Google Inc. plans to set up its biggest development centre outside the US in Hyderabad, with an outlay of ₹1,000 crore.
The new campus will be spread across an area of 2 million square feet and can accommodate 13,000 employees.
Expected to be ready by 2019, the facility will be the first company-owned campus in Asia.
Telangana IT minister KT Rama Rao has signed an agreement with the search engine giant at its headquarters in Mountain View. Under the agreement, the state government will give out 7.2 acres of land to the company in Hyderabad's Gachibowli area, Live Mint reported.
"Excited to announce that Google & Govt of Telangana have inked an MoU to build their largest campus (outside US)," Rama Rao said on Twitter.
KTR is on an official visit to the US to raise investments for the state.
Currently, Google employs around 7,000 people in three leased facilities in the city. The headcount is expected to become twice once the operations start at the new campus.
The united Andhra Pradesh had allocated 20 acres of land to the search engine giant in 2007 to build its own campus in Hyderabad. However, the project was put off many times due to legal hurdles.
"Google expects the facility to be complete and fully operational in about four years and is supposed to start before the summer of 2019," a statement from the Telangana government read.
The construction is expected to begin after 12 months of planning, in 2016, said David Radcliffe, Google's global head for facilities and workplaces.
David, who has signed the agreement on Google's behalf, said the construction of the facility will take two-and-a-half years to complete.
"Google has also agreed to support specific requests made by the minister to utilise Street View for monitoring of deviations from approved building plans, property tax collection, mapping of industrial land bank located in different parts of the state, to name a few," the government statement read.
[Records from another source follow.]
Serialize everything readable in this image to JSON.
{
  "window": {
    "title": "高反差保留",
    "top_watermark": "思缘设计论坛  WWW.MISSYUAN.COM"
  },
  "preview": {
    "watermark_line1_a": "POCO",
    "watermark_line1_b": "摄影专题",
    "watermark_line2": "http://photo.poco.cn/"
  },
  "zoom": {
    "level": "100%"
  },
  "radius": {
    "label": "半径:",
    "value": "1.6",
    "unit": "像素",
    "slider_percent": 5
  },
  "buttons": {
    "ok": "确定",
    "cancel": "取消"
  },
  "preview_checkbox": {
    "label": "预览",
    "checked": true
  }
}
The company will also consider the viability of adding Telangana to its high-speed wired broadband service Google Fiber.